What is Stress?
Stress is a state of emotional strain or anxiety that results from our innate ‘fight or flight’ response. While stress is not always bad, after all, sometimes you need to move into action if you are threatened with danger, prolonged stress can have very negative consequences on your health. Continuously keeping your body in this ‘high stress’ mode is extremely dangerous.
Physical Effects of Chronic Stress
Since the human body is not capable of classifying kinds of stress separately, it reacts to every kind of stress in the same way as it would to extreme situations. A work deadline, piled up bills, or even an argument with a friend all present a chemical response in the body that is very similar to a threatening event.
Stress disrupts almost all systems in your body, including the immune system, digestive system and even the reproductive system, no part of your body remains unaffected. Stress is responsible for nearly 90% of all kinds of illnesses – yikes! Stress increases chances of a heart attack, quickens the aging process and can lead to strokes. In extreme cases, it can rewire your brain, rendering you highly vulnerable to mental problems such as anxiety and depression. Most commonly, individuals under stress experience sleep problems, weight problems, memory issues, reproductive complexities and autoimmune diseases.
When stress is prolonged, it becomes chronic, which is very harmful to your body. In response to this, levels of cortisol rise in your body, as do your corticosteroids. Think of the gas pedal in your car being stuck on full throttle – eventually your car will crash! Maintaining levels of cortisol is extremely crucial since an excess of cortisol has adverse health effects. Under chronic stress, cortisol levels remain consistently high in the blood. When this happens the body develops “resistance” to cortisol. In turn this prevents cortisol’s proper functioning. Instead of being used for ‘fight or flight’, cortisol adversely affects the body’s cells. This situation can lead to a breakdown of body tissue which in turn can lead to health issues such as cancer and autoimmune diseases.
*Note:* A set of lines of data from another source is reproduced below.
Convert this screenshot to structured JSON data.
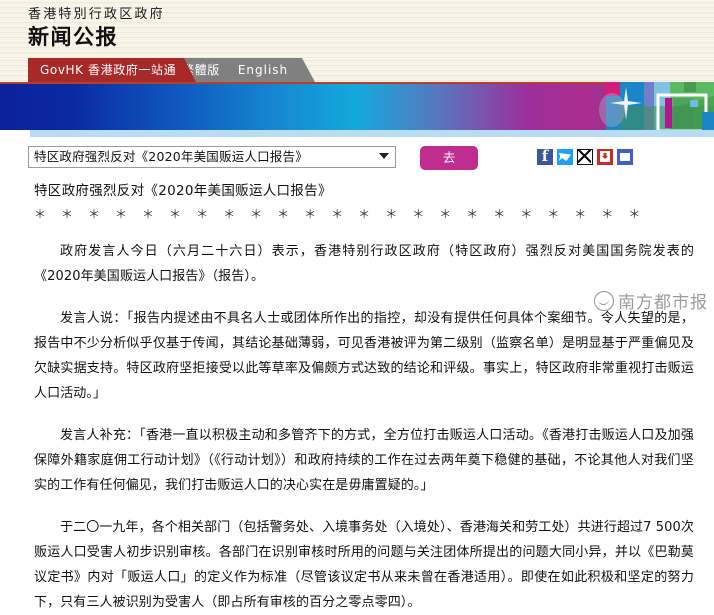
{
  "masthead": {
    "org_name": "香港特別行政区政府",
    "publication": "新闻公报"
  },
  "nav": {
    "gov_tab": "GovHK 香港政府一站通",
    "lang_traditional": "繁體版",
    "lang_english": "English"
  },
  "controls": {
    "select_value": "特区政府强烈反对《2020年美国贩运人口报告》",
    "go_label": "去",
    "socials": [
      {
        "name": "facebook-share-icon",
        "label": "Facebook"
      },
      {
        "name": "twitter-share-icon",
        "label": "Twitter"
      },
      {
        "name": "email-share-icon",
        "label": "Email"
      },
      {
        "name": "download-icon",
        "label": "Download"
      },
      {
        "name": "print-icon",
        "label": "Print"
      }
    ]
  },
  "article": {
    "title": "特区政府强烈反对《2020年美国贩运人口报告》",
    "separator": "＊ ＊ ＊ ＊ ＊ ＊ ＊ ＊ ＊ ＊ ＊ ＊ ＊ ＊ ＊ ＊ ＊ ＊ ＊ ＊ ＊ ＊ ＊",
    "paragraphs": [
      "政府发言人今日（六月二十六日）表示，香港特别行政区政府（特区政府）强烈反对美国国务院发表的《2020年美国贩运人口报告》（报告）。",
      "发言人说：「报告内提述由不具名人士或团体所作出的指控，却没有提供任何具体个案细节。令人失望的是，报告中不少分析似乎仅基于传闻，其结论基础薄弱，可见香港被评为第二级别（监察名单）是明显基于严重偏见及欠缺实据支持。特区政府坚拒接受以此等草率及偏颇方式达致的结论和评级。事实上，特区政府非常重视打击贩运人口活动。」",
      "发言人补充：「香港一直以积极主动和多管齐下的方式，全方位打击贩运人口活动。《香港打击贩运人口及加强保障外籍家庭佣工行动计划》（《行动计划》）和政府持续的工作在过去两年奠下稳健的基础，不论其他人对我们坚实的工作有任何偏见，我们打击贩运人口的决心实在是毋庸置疑的。」",
      "于二〇一九年，各个相关部门（包括警务处、入境事务处（入境处）、香港海关和劳工处）共进行超过7 500次贩运人口受害人初步识别审核。各部门在识别审核时所用的问题与关注团体所提出的问题大同小异，并以《巴勒莫议定书》内对「贩运人口」的定义作为标准（尽管该议定书从来未曾在香港适用）。即使在如此积极和坚定的努力下，只有三人被识别为受害人（即占所有审核的百分之零点零四）。"
    ]
  },
  "watermark": {
    "text": "南方都市报"
  },
  "colors": {
    "gov_tab_red": "#a72a28",
    "lang_tab_grey": "#808080",
    "go_button_magenta": "#bf2e8f",
    "banner_blue": "#0b219c",
    "banner_magenta": "#ab2e8e",
    "light_strip": "#b7dcf4",
    "masthead_cream": "#f7f4e8"
  }
}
For example, lymphocytes are an essential part of immune system; they kill disease causing bacteria and bugs. Cortisol suppresses lymphocytes and prolonged heightened cortisol markedly suppresses the immune system. With lowered lymphocytes the body is significantly vulnerable to diseases and infections.
Stress is real and a part of our lives; however, it need not be our enemy! There are several ways you can manage and master stress. Let’s look at a few options.
All it takes is a few minutes daily and it has a powerful effect on your subconscious mind. You simply need to close your eyes, lean straight with both feet on the floor and read out a positive statement to help you feel at ease. One of our favorites is ‘Breath of Christ’. Breathe deeply while you do this and it will yield exceptional results towards the peace of mind. Meditation has been proven to reduce cortisol and release calming neurotransmitters like dopamine and serotonin.
Spending some quality time with others has been proven to reduce stress. Having light conversations and spending happy times with your social circle is a great source to release tension. This includes attending parties and having frequent get togethers.
In addition, practicing gratitude and thankfulness are another great ways to overcome negative thoughts and create a subconscious mind that is congruent with happiness and peace. Attending daily Mass, practicing contemplative prayer, and participating in prayer groups or Bible studies are great sources of respite.
We have several meditations called ‘Fasting of the Mind” we invite you to experience them here: Fasting of the Mind.